= Task directions =
For this exercise, write out the whole listing below exactly, omitting its images.

= Record extracts =
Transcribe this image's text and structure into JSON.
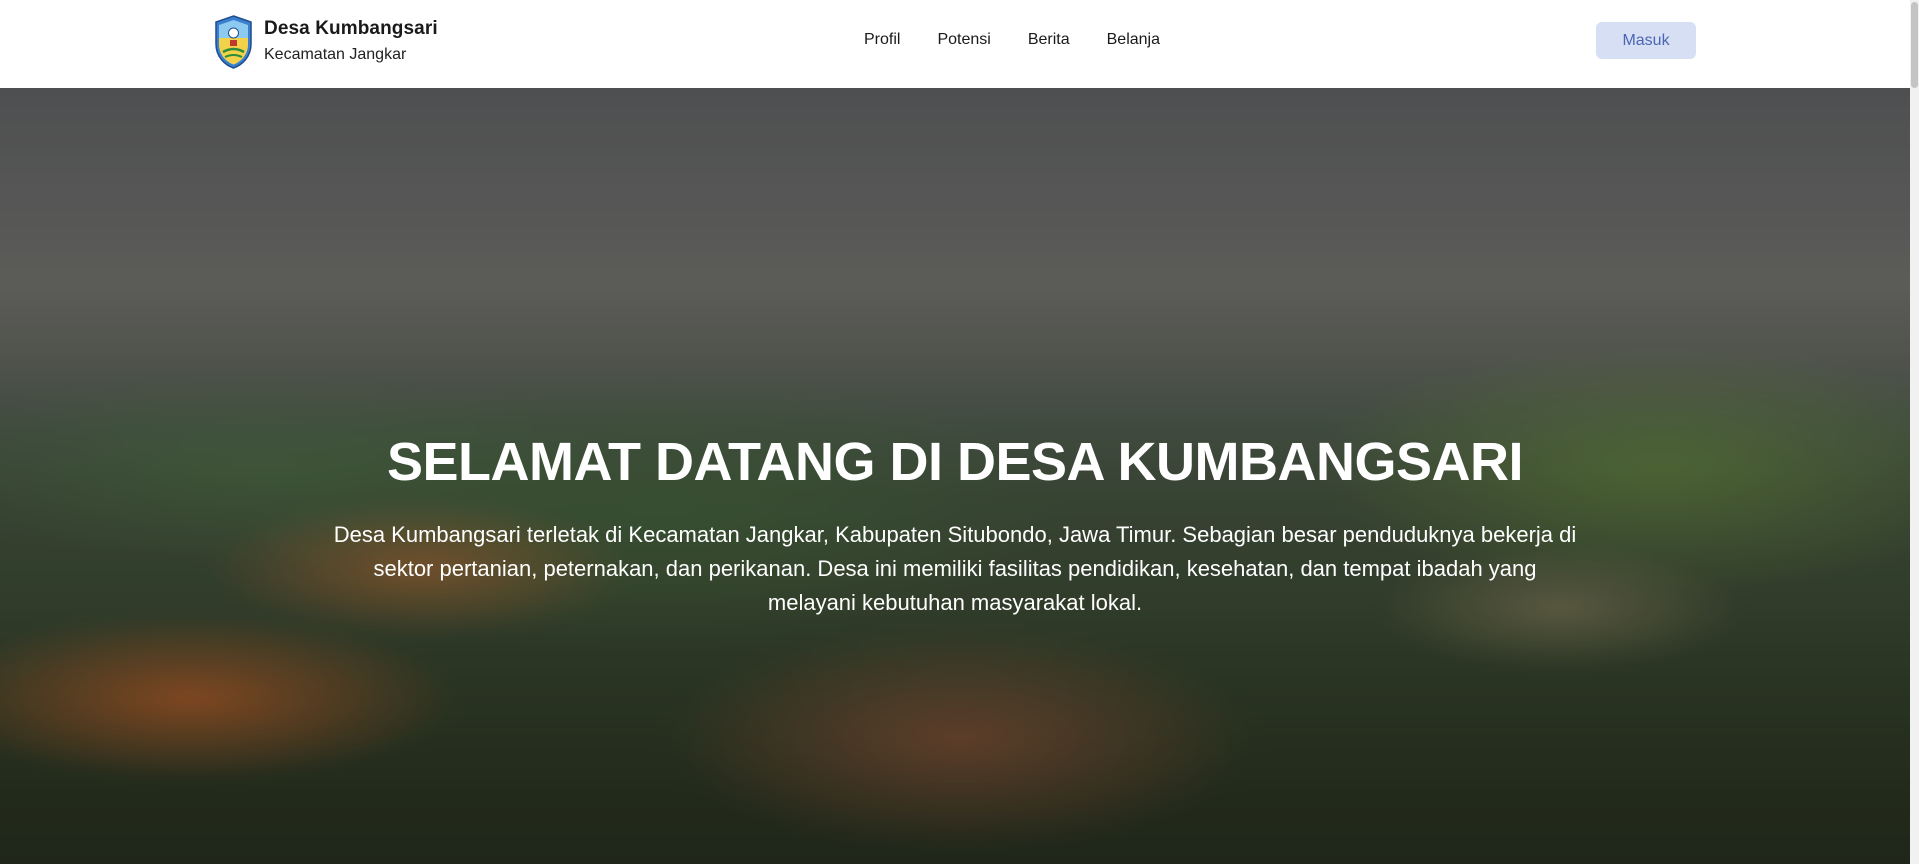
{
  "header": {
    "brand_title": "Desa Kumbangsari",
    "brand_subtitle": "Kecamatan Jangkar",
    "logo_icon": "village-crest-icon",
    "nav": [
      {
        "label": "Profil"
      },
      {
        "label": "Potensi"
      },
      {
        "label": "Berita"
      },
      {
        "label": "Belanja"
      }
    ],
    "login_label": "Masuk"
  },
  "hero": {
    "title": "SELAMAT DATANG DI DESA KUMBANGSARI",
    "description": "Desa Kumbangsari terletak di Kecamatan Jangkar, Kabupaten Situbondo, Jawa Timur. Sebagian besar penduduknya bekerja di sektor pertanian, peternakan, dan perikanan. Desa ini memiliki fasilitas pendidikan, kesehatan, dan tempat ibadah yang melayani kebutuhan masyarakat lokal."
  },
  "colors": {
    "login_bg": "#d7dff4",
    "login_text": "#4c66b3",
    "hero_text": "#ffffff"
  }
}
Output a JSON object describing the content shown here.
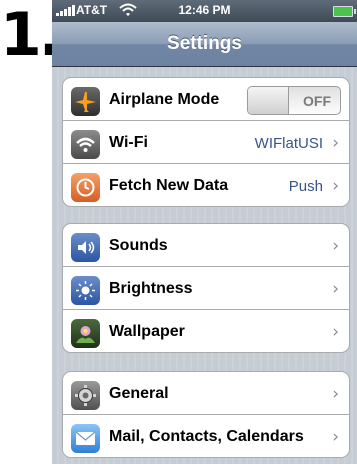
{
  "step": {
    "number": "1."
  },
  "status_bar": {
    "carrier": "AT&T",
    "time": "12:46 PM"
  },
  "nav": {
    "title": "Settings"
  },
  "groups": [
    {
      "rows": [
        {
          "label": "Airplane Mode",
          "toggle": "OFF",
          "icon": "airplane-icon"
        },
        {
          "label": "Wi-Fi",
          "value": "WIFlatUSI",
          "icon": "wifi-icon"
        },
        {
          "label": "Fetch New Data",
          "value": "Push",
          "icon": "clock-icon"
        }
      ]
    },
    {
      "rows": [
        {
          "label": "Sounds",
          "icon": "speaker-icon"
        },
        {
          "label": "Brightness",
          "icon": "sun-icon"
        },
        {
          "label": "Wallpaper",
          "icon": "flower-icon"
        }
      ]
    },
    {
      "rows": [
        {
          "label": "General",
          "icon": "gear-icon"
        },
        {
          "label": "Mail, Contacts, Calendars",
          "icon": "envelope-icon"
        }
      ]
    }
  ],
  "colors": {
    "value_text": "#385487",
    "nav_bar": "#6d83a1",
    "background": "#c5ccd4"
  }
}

= Solved exercise =
Transcribe this image's text and structure into JSON.
{
  "header": {
    "brand_title": "Desa Kumbangsari",
    "brand_subtitle": "Kecamatan Jangkar",
    "logo_icon": "village-crest-icon",
    "nav": [
      {
        "label": "Profil"
      },
      {
        "label": "Potensi"
      },
      {
        "label": "Berita"
      },
      {
        "label": "Belanja"
      }
    ],
    "login_label": "Masuk"
  },
  "hero": {
    "title": "SELAMAT DATANG DI DESA KUMBANGSARI",
    "description": "Desa Kumbangsari terletak di Kecamatan Jangkar, Kabupaten Situbondo, Jawa Timur. Sebagian besar penduduknya bekerja di sektor pertanian, peternakan, dan perikanan. Desa ini memiliki fasilitas pendidikan, kesehatan, dan tempat ibadah yang melayani kebutuhan masyarakat lokal."
  },
  "colors": {
    "login_bg": "#d7dff4",
    "login_text": "#4c66b3",
    "hero_text": "#ffffff"
  }
}
Output a JSON object describing the content shown here.
{
  "step": {
    "number": "1."
  },
  "status_bar": {
    "carrier": "AT&T",
    "time": "12:46 PM"
  },
  "nav": {
    "title": "Settings"
  },
  "groups": [
    {
      "rows": [
        {
          "label": "Airplane Mode",
          "toggle": "OFF",
          "icon": "airplane-icon"
        },
        {
          "label": "Wi-Fi",
          "value": "WIFlatUSI",
          "icon": "wifi-icon"
        },
        {
          "label": "Fetch New Data",
          "value": "Push",
          "icon": "clock-icon"
        }
      ]
    },
    {
      "rows": [
        {
          "label": "Sounds",
          "icon": "speaker-icon"
        },
        {
          "label": "Brightness",
          "icon": "sun-icon"
        },
        {
          "label": "Wallpaper",
          "icon": "flower-icon"
        }
      ]
    },
    {
      "rows": [
        {
          "label": "General",
          "icon": "gear-icon"
        },
        {
          "label": "Mail, Contacts, Calendars",
          "icon": "envelope-icon"
        }
      ]
    }
  ],
  "colors": {
    "value_text": "#385487",
    "nav_bar": "#6d83a1",
    "background": "#c5ccd4"
  }
}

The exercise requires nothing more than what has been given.